Supplied data

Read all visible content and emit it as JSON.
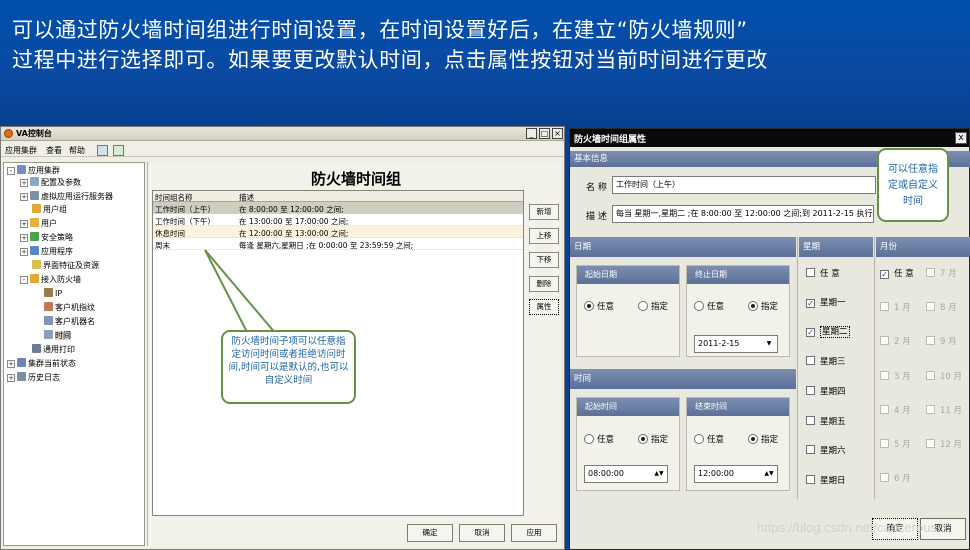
{
  "slide": {
    "line1": "可以通过防火墙时间组进行时间设置，在时间设置好后，在建立“防火墙规则”",
    "line2": "过程中进行选择即可。如果要更改默认时间，点击属性按钮对当前时间进行更改"
  },
  "console": {
    "title": "VA控制台",
    "window_buttons": {
      "min": "_",
      "max": "□",
      "close": "×"
    },
    "menu": [
      "应用集群",
      "查看",
      "帮助"
    ],
    "tree": [
      {
        "label": "应用集群"
      },
      {
        "label": "配置及参数"
      },
      {
        "label": "虚拟应用运行服务器"
      },
      {
        "label": "用户组"
      },
      {
        "label": "用户"
      },
      {
        "label": "安全策略"
      },
      {
        "label": "应用程序"
      },
      {
        "label": "界面特征及资源"
      },
      {
        "label": "接入防火墙"
      },
      {
        "label": "IP"
      },
      {
        "label": "客户机指纹"
      },
      {
        "label": "客户机器名"
      },
      {
        "label": "时间"
      },
      {
        "label": "通用打印"
      },
      {
        "label": "集群当前状态"
      },
      {
        "label": "历史日志"
      }
    ],
    "panel_title": "防火墙时间组",
    "columns": [
      "时间组名称",
      "描述"
    ],
    "rows": [
      {
        "name": "工作时间（上午）",
        "desc": "在 8:00:00 至 12:00:00 之间;"
      },
      {
        "name": "工作时间（下午）",
        "desc": "在 13:00:00 至 17:00:00 之间;"
      },
      {
        "name": "休息时间",
        "desc": "在 12:00:00 至 13:00:00 之间;"
      },
      {
        "name": "周末",
        "desc": "每逢 星期六,星期日 ;在 0:00:00 至 23:59:59 之间;"
      }
    ],
    "side_buttons": [
      "新增",
      "上移",
      "下移",
      "删除",
      "属性"
    ],
    "bottom_buttons": [
      "确定",
      "取消",
      "应用"
    ],
    "callout": "防火墙时间子项可以任意指定访问时间或者拒绝访问时间,时间可以是默认的,也可以自定义时间"
  },
  "dialog": {
    "title": "防火墙时间组属性",
    "close": "x",
    "basic_section": "基本信息",
    "name_label": "名 称",
    "name_value": "工作时间（上午）",
    "desc_label": "描 述",
    "desc_value": "每当 星期一,星期二 ;在 8:00:00 至 12:00:00 之间;到 2011-2-15 执行结束;",
    "date_section": "日期",
    "start_date_group": "起始日期",
    "end_date_group": "终止日期",
    "time_section": "时间",
    "start_time_group": "起始时间",
    "end_time_group": "结束时间",
    "opt_any": "任意",
    "opt_specify": "指定",
    "end_date_value": "2011-2-15",
    "start_time_value": "08:00:00",
    "end_time_value": "12:00:00",
    "week_section": "星期",
    "weekdays": [
      {
        "label": "任 意",
        "checked": false
      },
      {
        "label": "星期一",
        "checked": true
      },
      {
        "label": "星期二",
        "checked": true
      },
      {
        "label": "星期三",
        "checked": false
      },
      {
        "label": "星期四",
        "checked": false
      },
      {
        "label": "星期五",
        "checked": false
      },
      {
        "label": "星期六",
        "checked": false
      },
      {
        "label": "星期日",
        "checked": false
      }
    ],
    "month_section": "月份",
    "months_col1": [
      {
        "label": "任 意",
        "checked": true
      },
      {
        "label": "1 月"
      },
      {
        "label": "2 月"
      },
      {
        "label": "3 月"
      },
      {
        "label": "4 月"
      },
      {
        "label": "5 月"
      },
      {
        "label": "6 月"
      }
    ],
    "months_col2": [
      {
        "label": "7 月"
      },
      {
        "label": "8 月"
      },
      {
        "label": "9 月"
      },
      {
        "label": "10 月"
      },
      {
        "label": "11 月"
      },
      {
        "label": "12 月"
      }
    ],
    "ok": "确定",
    "cancel": "取消",
    "callout": "可以任意指定或自定义时间"
  },
  "watermark": "https://blog.csdn.net/cancerous"
}
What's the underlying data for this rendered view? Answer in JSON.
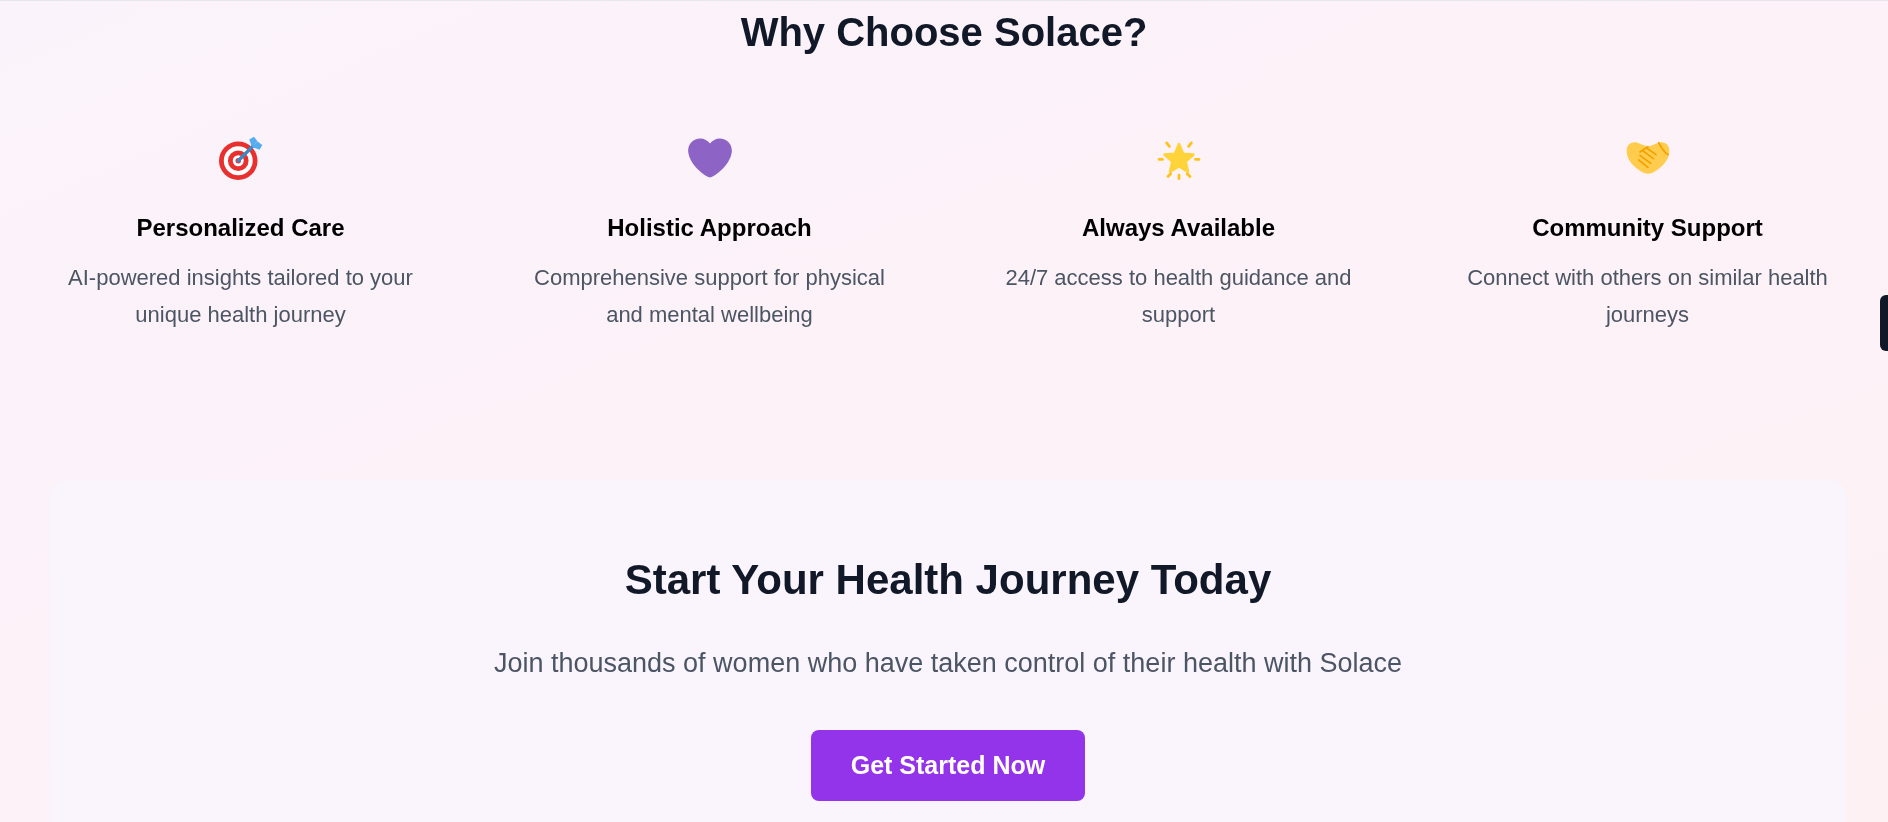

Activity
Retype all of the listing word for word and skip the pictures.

The completed task
Read all visible content and emit it as JSON.
{
  "slide": {
    "line1": "可以通过防火墙时间组进行时间设置，在时间设置好后，在建立“防火墙规则”",
    "line2": "过程中进行选择即可。如果要更改默认时间，点击属性按钮对当前时间进行更改"
  },
  "console": {
    "title": "VA控制台",
    "window_buttons": {
      "min": "_",
      "max": "□",
      "close": "×"
    },
    "menu": [
      "应用集群",
      "查看",
      "帮助"
    ],
    "tree": [
      {
        "label": "应用集群"
      },
      {
        "label": "配置及参数"
      },
      {
        "label": "虚拟应用运行服务器"
      },
      {
        "label": "用户组"
      },
      {
        "label": "用户"
      },
      {
        "label": "安全策略"
      },
      {
        "label": "应用程序"
      },
      {
        "label": "界面特征及资源"
      },
      {
        "label": "接入防火墙"
      },
      {
        "label": "IP"
      },
      {
        "label": "客户机指纹"
      },
      {
        "label": "客户机器名"
      },
      {
        "label": "时间"
      },
      {
        "label": "通用打印"
      },
      {
        "label": "集群当前状态"
      },
      {
        "label": "历史日志"
      }
    ],
    "panel_title": "防火墙时间组",
    "columns": [
      "时间组名称",
      "描述"
    ],
    "rows": [
      {
        "name": "工作时间（上午）",
        "desc": "在 8:00:00 至 12:00:00 之间;"
      },
      {
        "name": "工作时间（下午）",
        "desc": "在 13:00:00 至 17:00:00 之间;"
      },
      {
        "name": "休息时间",
        "desc": "在 12:00:00 至 13:00:00 之间;"
      },
      {
        "name": "周末",
        "desc": "每逢 星期六,星期日 ;在 0:00:00 至 23:59:59 之间;"
      }
    ],
    "side_buttons": [
      "新增",
      "上移",
      "下移",
      "删除",
      "属性"
    ],
    "bottom_buttons": [
      "确定",
      "取消",
      "应用"
    ],
    "callout": "防火墙时间子项可以任意指定访问时间或者拒绝访问时间,时间可以是默认的,也可以自定义时间"
  },
  "dialog": {
    "title": "防火墙时间组属性",
    "close": "x",
    "basic_section": "基本信息",
    "name_label": "名 称",
    "name_value": "工作时间（上午）",
    "desc_label": "描 述",
    "desc_value": "每当 星期一,星期二 ;在 8:00:00 至 12:00:00 之间;到 2011-2-15 执行结束;",
    "date_section": "日期",
    "start_date_group": "起始日期",
    "end_date_group": "终止日期",
    "time_section": "时间",
    "start_time_group": "起始时间",
    "end_time_group": "结束时间",
    "opt_any": "任意",
    "opt_specify": "指定",
    "end_date_value": "2011-2-15",
    "start_time_value": "08:00:00",
    "end_time_value": "12:00:00",
    "week_section": "星期",
    "weekdays": [
      {
        "label": "任 意",
        "checked": false
      },
      {
        "label": "星期一",
        "checked": true
      },
      {
        "label": "星期二",
        "checked": true
      },
      {
        "label": "星期三",
        "checked": false
      },
      {
        "label": "星期四",
        "checked": false
      },
      {
        "label": "星期五",
        "checked": false
      },
      {
        "label": "星期六",
        "checked": false
      },
      {
        "label": "星期日",
        "checked": false
      }
    ],
    "month_section": "月份",
    "months_col1": [
      {
        "label": "任 意",
        "checked": true
      },
      {
        "label": "1 月"
      },
      {
        "label": "2 月"
      },
      {
        "label": "3 月"
      },
      {
        "label": "4 月"
      },
      {
        "label": "5 月"
      },
      {
        "label": "6 月"
      }
    ],
    "months_col2": [
      {
        "label": "7 月"
      },
      {
        "label": "8 月"
      },
      {
        "label": "9 月"
      },
      {
        "label": "10 月"
      },
      {
        "label": "11 月"
      },
      {
        "label": "12 月"
      }
    ],
    "ok": "确定",
    "cancel": "取消",
    "callout": "可以任意指定或自定义时间"
  },
  "watermark": "https://blog.csdn.net/cancerous"
}
What's the underlying data for this rendered view? Answer in JSON.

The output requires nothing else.